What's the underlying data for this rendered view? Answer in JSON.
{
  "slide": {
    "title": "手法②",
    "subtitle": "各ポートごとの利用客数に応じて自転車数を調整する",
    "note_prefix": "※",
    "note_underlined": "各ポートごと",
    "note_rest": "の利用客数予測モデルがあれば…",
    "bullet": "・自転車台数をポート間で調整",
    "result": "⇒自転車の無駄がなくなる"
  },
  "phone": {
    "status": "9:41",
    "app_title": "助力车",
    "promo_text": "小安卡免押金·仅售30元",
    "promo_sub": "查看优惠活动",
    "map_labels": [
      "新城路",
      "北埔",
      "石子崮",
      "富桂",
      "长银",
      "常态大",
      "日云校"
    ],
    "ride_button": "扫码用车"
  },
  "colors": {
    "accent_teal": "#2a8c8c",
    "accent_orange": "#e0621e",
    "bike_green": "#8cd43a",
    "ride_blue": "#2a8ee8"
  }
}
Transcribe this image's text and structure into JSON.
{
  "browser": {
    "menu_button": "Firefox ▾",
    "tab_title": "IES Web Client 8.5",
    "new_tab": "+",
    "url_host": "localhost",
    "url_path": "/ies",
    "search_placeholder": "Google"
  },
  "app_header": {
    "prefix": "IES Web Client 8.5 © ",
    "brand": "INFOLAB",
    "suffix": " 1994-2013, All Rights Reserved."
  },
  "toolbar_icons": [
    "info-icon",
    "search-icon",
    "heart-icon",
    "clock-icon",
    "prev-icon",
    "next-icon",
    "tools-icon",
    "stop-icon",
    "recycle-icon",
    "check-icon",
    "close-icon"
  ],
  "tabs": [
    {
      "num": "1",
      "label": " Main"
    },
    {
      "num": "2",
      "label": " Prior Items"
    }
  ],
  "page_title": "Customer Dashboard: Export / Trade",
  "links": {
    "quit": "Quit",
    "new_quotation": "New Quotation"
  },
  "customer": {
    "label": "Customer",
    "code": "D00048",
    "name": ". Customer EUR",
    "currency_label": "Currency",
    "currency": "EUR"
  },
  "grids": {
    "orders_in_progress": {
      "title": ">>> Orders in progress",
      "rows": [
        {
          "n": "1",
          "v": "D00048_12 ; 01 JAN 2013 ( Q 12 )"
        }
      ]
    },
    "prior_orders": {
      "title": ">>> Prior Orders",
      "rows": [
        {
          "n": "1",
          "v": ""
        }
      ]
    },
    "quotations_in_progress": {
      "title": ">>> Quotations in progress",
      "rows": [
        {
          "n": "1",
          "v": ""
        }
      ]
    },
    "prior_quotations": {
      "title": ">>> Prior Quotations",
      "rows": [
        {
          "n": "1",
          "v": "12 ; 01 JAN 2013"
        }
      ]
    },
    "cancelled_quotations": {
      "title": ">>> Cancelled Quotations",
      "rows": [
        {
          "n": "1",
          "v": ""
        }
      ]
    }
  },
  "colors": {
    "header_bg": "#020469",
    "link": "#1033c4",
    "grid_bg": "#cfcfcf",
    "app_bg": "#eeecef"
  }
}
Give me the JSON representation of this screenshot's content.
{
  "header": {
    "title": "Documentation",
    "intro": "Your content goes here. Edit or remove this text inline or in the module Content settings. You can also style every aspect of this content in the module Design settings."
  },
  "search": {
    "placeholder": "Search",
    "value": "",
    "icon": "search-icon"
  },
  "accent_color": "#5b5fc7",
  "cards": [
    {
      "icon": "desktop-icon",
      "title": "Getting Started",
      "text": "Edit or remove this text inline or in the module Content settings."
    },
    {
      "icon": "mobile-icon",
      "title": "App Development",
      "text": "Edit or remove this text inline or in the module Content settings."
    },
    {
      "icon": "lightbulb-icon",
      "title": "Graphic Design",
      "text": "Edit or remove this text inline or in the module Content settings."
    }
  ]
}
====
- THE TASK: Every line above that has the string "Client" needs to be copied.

- RESPONSE BELOW:
    "tab_title": "IES Web Client 8.5",
    "prefix": "IES Web Client 8.5 © ",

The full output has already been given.